• [PROBLEM STATEMENT]
Please give all of the data again, character for character, and drop the pictures.

++++

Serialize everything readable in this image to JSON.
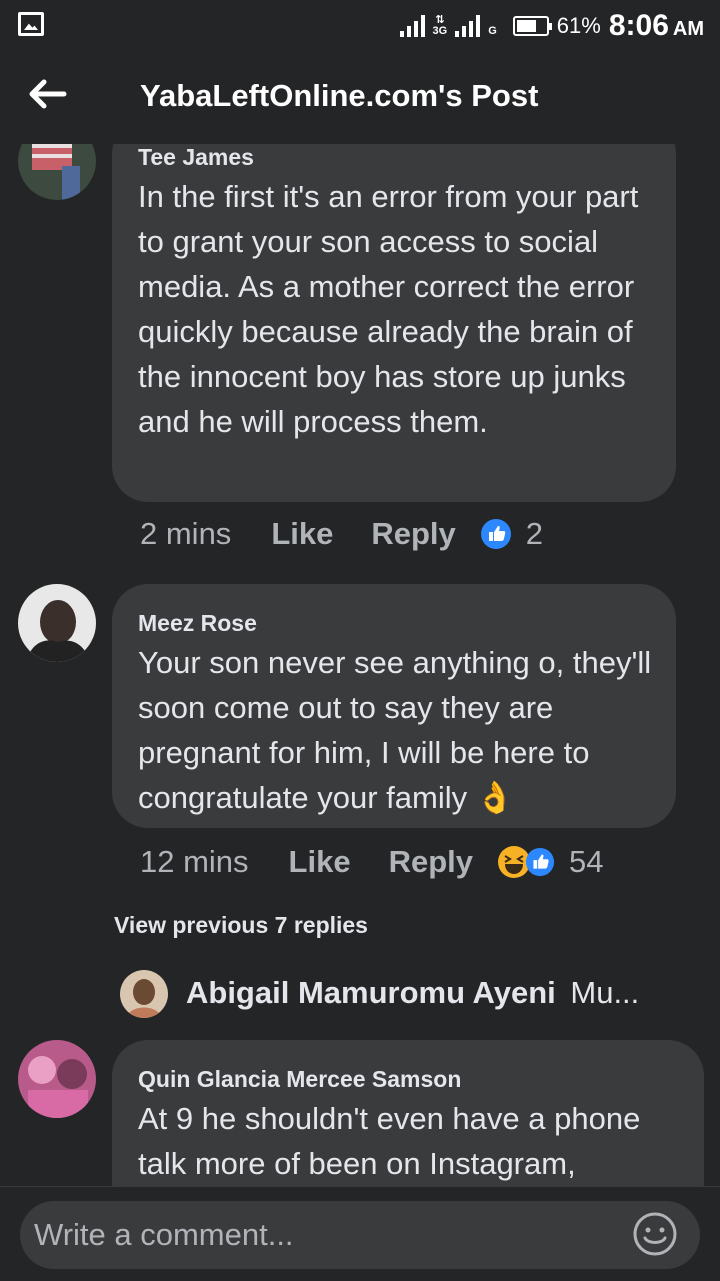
{
  "status": {
    "network1": "3G",
    "network2": "G",
    "battery": "61%",
    "time": "8:06",
    "ampm": "AM"
  },
  "header": {
    "title": "YabaLeftOnline.com's Post"
  },
  "comments": [
    {
      "author": "Tee James",
      "text": "In the first it's an error from your part to grant your son access to social media. As a mother correct the error quickly because already the brain of the innocent boy has store up junks and he will process them.",
      "time": "2 mins",
      "like": "Like",
      "reply": "Reply",
      "reactions": "2",
      "reaction_icons": [
        "like-icon"
      ]
    },
    {
      "author": "Meez Rose",
      "text": "Your son never see anything o, they'll soon come out to say they are pregnant for him, I will be here to congratulate your family",
      "emoji": "👌",
      "time": "12 mins",
      "like": "Like",
      "reply": "Reply",
      "reactions": "54",
      "reaction_icons": [
        "haha-icon",
        "like-icon"
      ]
    },
    {
      "author": "Quin Glancia Mercee Samson",
      "text": "At 9 he shouldn't even have a phone talk more of been on Instagram,"
    }
  ],
  "replies": {
    "view_previous": "View previous 7 replies",
    "preview_author": "Abigail Mamuromu Ayeni",
    "preview_text": "Mu..."
  },
  "composer": {
    "placeholder": "Write a comment..."
  },
  "colors": {
    "background": "#242526",
    "bubble": "#3a3b3c",
    "like_blue": "#2d88ff",
    "haha_yellow": "#f7b125"
  }
}
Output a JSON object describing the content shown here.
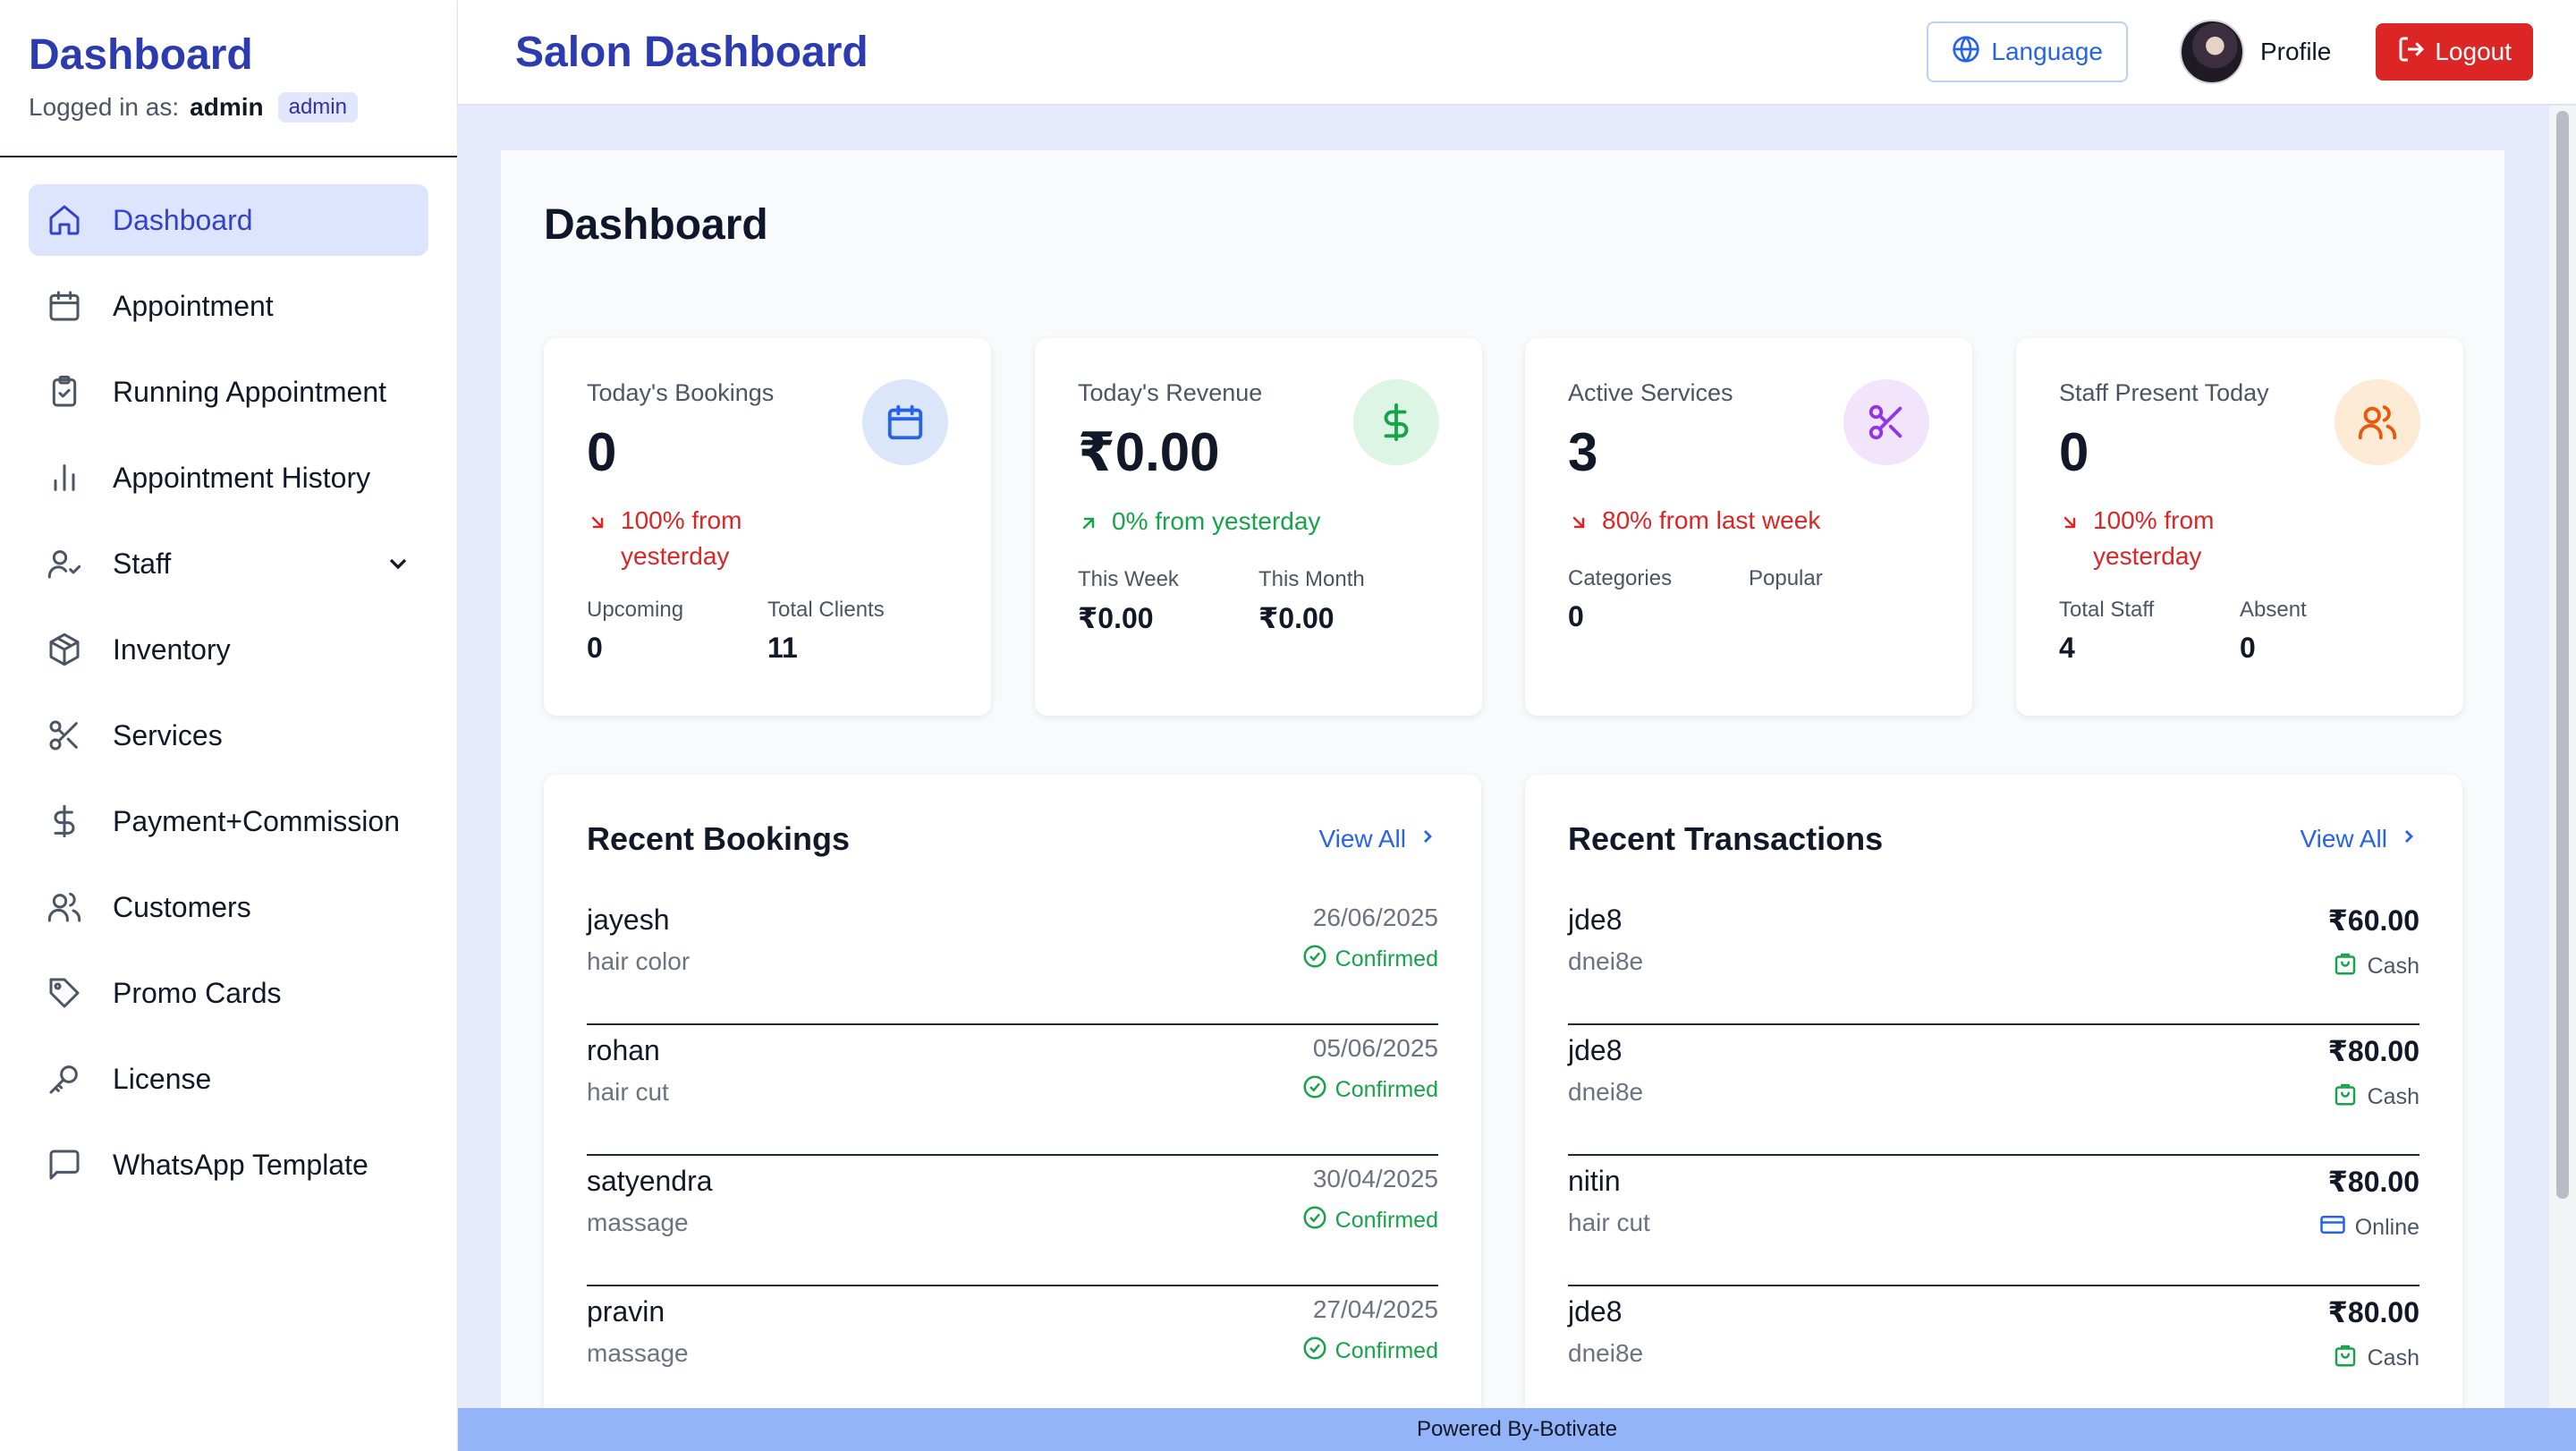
{
  "sidebar": {
    "brand": "Dashboard",
    "logged_in_prefix": "Logged in as:",
    "username": "admin",
    "role": "admin",
    "items": [
      {
        "label": "Dashboard",
        "icon": "home-icon",
        "active": true
      },
      {
        "label": "Appointment",
        "icon": "calendar-icon"
      },
      {
        "label": "Running Appointment",
        "icon": "clipboard-check-icon"
      },
      {
        "label": "Appointment History",
        "icon": "bar-chart-icon"
      },
      {
        "label": "Staff",
        "icon": "user-check-icon",
        "expandable": true
      },
      {
        "label": "Inventory",
        "icon": "package-icon"
      },
      {
        "label": "Services",
        "icon": "scissors-icon"
      },
      {
        "label": "Payment+Commission",
        "icon": "dollar-icon"
      },
      {
        "label": "Customers",
        "icon": "users-icon"
      },
      {
        "label": "Promo Cards",
        "icon": "tag-icon"
      },
      {
        "label": "License",
        "icon": "key-icon"
      },
      {
        "label": "WhatsApp Template",
        "icon": "message-icon"
      }
    ]
  },
  "header": {
    "title": "Salon Dashboard",
    "language_label": "Language",
    "profile_label": "Profile",
    "logout_label": "Logout"
  },
  "main": {
    "page_title": "Dashboard",
    "stats": [
      {
        "label": "Today's Bookings",
        "value": "0",
        "icon": "calendar-icon",
        "trend": "100% from yesterday",
        "trend_dir": "down",
        "sub": [
          {
            "label": "Upcoming",
            "value": "0"
          },
          {
            "label": "Total Clients",
            "value": "11"
          }
        ]
      },
      {
        "label": "Today's Revenue",
        "value": "₹0.00",
        "icon": "dollar-icon",
        "trend": "0% from yesterday",
        "trend_dir": "up",
        "sub": [
          {
            "label": "This Week",
            "value": "₹0.00"
          },
          {
            "label": "This Month",
            "value": "₹0.00"
          }
        ]
      },
      {
        "label": "Active Services",
        "value": "3",
        "icon": "scissors-icon",
        "trend": "80% from last week",
        "trend_dir": "down",
        "sub": [
          {
            "label": "Categories",
            "value": "0"
          },
          {
            "label": "Popular",
            "value": ""
          }
        ]
      },
      {
        "label": "Staff Present Today",
        "value": "0",
        "icon": "users-icon",
        "trend": "100% from yesterday",
        "trend_dir": "down",
        "sub": [
          {
            "label": "Total Staff",
            "value": "4"
          },
          {
            "label": "Absent",
            "value": "0"
          }
        ]
      }
    ],
    "recent_bookings": {
      "title": "Recent Bookings",
      "view_all": "View All",
      "rows": [
        {
          "name": "jayesh",
          "service": "hair color",
          "date": "26/06/2025",
          "status": "Confirmed"
        },
        {
          "name": "rohan",
          "service": "hair cut",
          "date": "05/06/2025",
          "status": "Confirmed"
        },
        {
          "name": "satyendra",
          "service": "massage",
          "date": "30/04/2025",
          "status": "Confirmed"
        },
        {
          "name": "pravin",
          "service": "massage",
          "date": "27/04/2025",
          "status": "Confirmed"
        }
      ]
    },
    "recent_transactions": {
      "title": "Recent Transactions",
      "view_all": "View All",
      "rows": [
        {
          "name": "jde8",
          "detail": "dnei8e",
          "amount": "₹60.00",
          "method": "Cash",
          "method_icon": "cash-bag-icon"
        },
        {
          "name": "jde8",
          "detail": "dnei8e",
          "amount": "₹80.00",
          "method": "Cash",
          "method_icon": "cash-bag-icon"
        },
        {
          "name": "nitin",
          "detail": "hair cut",
          "amount": "₹80.00",
          "method": "Online",
          "method_icon": "credit-card-icon"
        },
        {
          "name": "jde8",
          "detail": "dnei8e",
          "amount": "₹80.00",
          "method": "Cash",
          "method_icon": "cash-bag-icon"
        }
      ]
    }
  },
  "footer": {
    "text": "Powered By-Botivate"
  },
  "colors": {
    "brand": "#2d3bb0",
    "active_nav_bg": "#dde4fd",
    "logout": "#dc2626",
    "trend_down": "#dc2626",
    "trend_up": "#16a34a",
    "footer_bg": "#93b4f8"
  }
}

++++

• [YOUR RESPONSE]
Serialize everything readable in this image to JSON.
{
  "status": {
    "network1": "3G",
    "network2": "G",
    "battery": "61%",
    "time": "8:06",
    "ampm": "AM"
  },
  "header": {
    "title": "YabaLeftOnline.com's Post"
  },
  "comments": [
    {
      "author": "Tee James",
      "text": "In the first it's an error from your part to grant your son access to social media. As a mother correct the error quickly because already the brain of the innocent boy has store up junks and he will process them.",
      "time": "2 mins",
      "like": "Like",
      "reply": "Reply",
      "reactions": "2",
      "reaction_icons": [
        "like-icon"
      ]
    },
    {
      "author": "Meez Rose",
      "text": "Your son never see anything o, they'll soon come out to say they are pregnant for him, I will be here to congratulate your family",
      "emoji": "👌",
      "time": "12 mins",
      "like": "Like",
      "reply": "Reply",
      "reactions": "54",
      "reaction_icons": [
        "haha-icon",
        "like-icon"
      ]
    },
    {
      "author": "Quin Glancia Mercee Samson",
      "text": "At 9 he shouldn't even have a phone talk more of been on Instagram,"
    }
  ],
  "replies": {
    "view_previous": "View previous 7 replies",
    "preview_author": "Abigail Mamuromu Ayeni",
    "preview_text": "Mu..."
  },
  "composer": {
    "placeholder": "Write a comment..."
  },
  "colors": {
    "background": "#242526",
    "bubble": "#3a3b3c",
    "like_blue": "#2d88ff",
    "haha_yellow": "#f7b125"
  }
}
Output a JSON object describing the content shown here.
{
  "sidebar": {
    "brand": "Dashboard",
    "logged_in_prefix": "Logged in as:",
    "username": "admin",
    "role": "admin",
    "items": [
      {
        "label": "Dashboard",
        "icon": "home-icon",
        "active": true
      },
      {
        "label": "Appointment",
        "icon": "calendar-icon"
      },
      {
        "label": "Running Appointment",
        "icon": "clipboard-check-icon"
      },
      {
        "label": "Appointment History",
        "icon": "bar-chart-icon"
      },
      {
        "label": "Staff",
        "icon": "user-check-icon",
        "expandable": true
      },
      {
        "label": "Inventory",
        "icon": "package-icon"
      },
      {
        "label": "Services",
        "icon": "scissors-icon"
      },
      {
        "label": "Payment+Commission",
        "icon": "dollar-icon"
      },
      {
        "label": "Customers",
        "icon": "users-icon"
      },
      {
        "label": "Promo Cards",
        "icon": "tag-icon"
      },
      {
        "label": "License",
        "icon": "key-icon"
      },
      {
        "label": "WhatsApp Template",
        "icon": "message-icon"
      }
    ]
  },
  "header": {
    "title": "Salon Dashboard",
    "language_label": "Language",
    "profile_label": "Profile",
    "logout_label": "Logout"
  },
  "main": {
    "page_title": "Dashboard",
    "stats": [
      {
        "label": "Today's Bookings",
        "value": "0",
        "icon": "calendar-icon",
        "trend": "100% from yesterday",
        "trend_dir": "down",
        "sub": [
          {
            "label": "Upcoming",
            "value": "0"
          },
          {
            "label": "Total Clients",
            "value": "11"
          }
        ]
      },
      {
        "label": "Today's Revenue",
        "value": "₹0.00",
        "icon": "dollar-icon",
        "trend": "0% from yesterday",
        "trend_dir": "up",
        "sub": [
          {
            "label": "This Week",
            "value": "₹0.00"
          },
          {
            "label": "This Month",
            "value": "₹0.00"
          }
        ]
      },
      {
        "label": "Active Services",
        "value": "3",
        "icon": "scissors-icon",
        "trend": "80% from last week",
        "trend_dir": "down",
        "sub": [
          {
            "label": "Categories",
            "value": "0"
          },
          {
            "label": "Popular",
            "value": ""
          }
        ]
      },
      {
        "label": "Staff Present Today",
        "value": "0",
        "icon": "users-icon",
        "trend": "100% from yesterday",
        "trend_dir": "down",
        "sub": [
          {
            "label": "Total Staff",
            "value": "4"
          },
          {
            "label": "Absent",
            "value": "0"
          }
        ]
      }
    ],
    "recent_bookings": {
      "title": "Recent Bookings",
      "view_all": "View All",
      "rows": [
        {
          "name": "jayesh",
          "service": "hair color",
          "date": "26/06/2025",
          "status": "Confirmed"
        },
        {
          "name": "rohan",
          "service": "hair cut",
          "date": "05/06/2025",
          "status": "Confirmed"
        },
        {
          "name": "satyendra",
          "service": "massage",
          "date": "30/04/2025",
          "status": "Confirmed"
        },
        {
          "name": "pravin",
          "service": "massage",
          "date": "27/04/2025",
          "status": "Confirmed"
        }
      ]
    },
    "recent_transactions": {
      "title": "Recent Transactions",
      "view_all": "View All",
      "rows": [
        {
          "name": "jde8",
          "detail": "dnei8e",
          "amount": "₹60.00",
          "method": "Cash",
          "method_icon": "cash-bag-icon"
        },
        {
          "name": "jde8",
          "detail": "dnei8e",
          "amount": "₹80.00",
          "method": "Cash",
          "method_icon": "cash-bag-icon"
        },
        {
          "name": "nitin",
          "detail": "hair cut",
          "amount": "₹80.00",
          "method": "Online",
          "method_icon": "credit-card-icon"
        },
        {
          "name": "jde8",
          "detail": "dnei8e",
          "amount": "₹80.00",
          "method": "Cash",
          "method_icon": "cash-bag-icon"
        }
      ]
    }
  },
  "footer": {
    "text": "Powered By-Botivate"
  },
  "colors": {
    "brand": "#2d3bb0",
    "active_nav_bg": "#dde4fd",
    "logout": "#dc2626",
    "trend_down": "#dc2626",
    "trend_up": "#16a34a",
    "footer_bg": "#93b4f8"
  }
}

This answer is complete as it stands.